On April 21, Tom Ranker, Chair of the UH Manoa Botany Department, will speak at Honolulu Science Cafe about an ongoing project to document and study the flora of the island nation of Vanuatu and how the ni-Vanuatu people use plants in their everyday lives.
Honolulu Science Cafe meets at JJ’s Bistro, 3447 Waialae Avenue in Kaimuki (between 9th and 10th Avenues). Parking is available in a small lot behind the restaurant, with metered parking on the surrounding streets. Dinner/social hour begins at 6 p.m., talk begins at 7 p.m. More information here. *This event is not organized, sponsored, or endorsed by the Hawaii Science Writers Association.*
Monday, December 8, 9am-2pm. University of Hawaii Cancer Center. From UH event description: “Know Thy Enemy: How do cancer cells do what they do, and how do they spread around the body? Hear the latest from experts in the field during this symposium at the UH Cancer Center in Kakaako. Event includes round table discussions, awards, and poster session.” More information here. *This event is not organized, sponsored, or endorsed by the Hawaii Science Writers Association.*
Friday, December 5, 3:30-5pm. Oahu-based science writer Christie Wilcox will be defending her thesis, “Molecular Investigators of the Pteroinae: Insights into the Invasive Lionfishes from the Native Range” at UH Manoa. Information about the event is here. You can also read more about invasive lionfish in this great Slate article Christie wrote last year.
Tuesday, December 16, 6-8pm. JJ’s Bistro. Honolulu Science Cafe. Dr. Sarah Park, a Hawaii state epidemiologist, will be giving a public talk entitled “Ebola and Other Epidemic Threats to Hawaii.” Social/dinner hour begins at 6pm and the talk will start at 7pm. More information here. *This event is not organized, sponsored, or endorsed by the Hawaii Science Writers Association.*
Thursday, December 4, 7pm. “Finding the Writer’s Voice with Constance Hale” at UH Manoa. From the UH website: “What do we mean when we refer to a writer’s voice, and how can each of us develop a distinctive one–whether for emails, memos, or memoirs? Does an author have one voice or many? Constance Hale, the author of bestselling books on literary style including Sin and Syntax and Vex, Hex, Smash, Smooch, answers these questions and others in a presentation that mixes readings, lecture, and discussion.” More information here. *This event is not organized, sponsored, or endorsed by the Hawaii Science Writers Association.*

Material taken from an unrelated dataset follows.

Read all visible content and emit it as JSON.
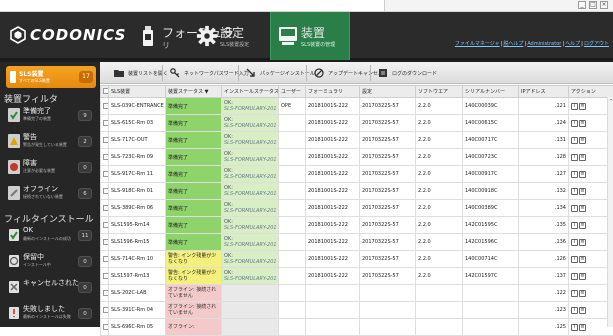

Five local science communicators met up today to kick off the formation of the Hawaii Science Writers Association. We had great discussions about goal-setting, turning down clients, our daily work habits, and the paths we each took to becoming science writers (and a science illustrator, in one case!).
Monday, December 1, 11:45am. We’ll be getting together for lunch in Honolulu to meet as a group for the first time and talk about what a local science writing organization could accomplish. Come armed with business cards and ideas. Email the webmaster to find out the location and RSVP if you are not on the HSWA mailing list.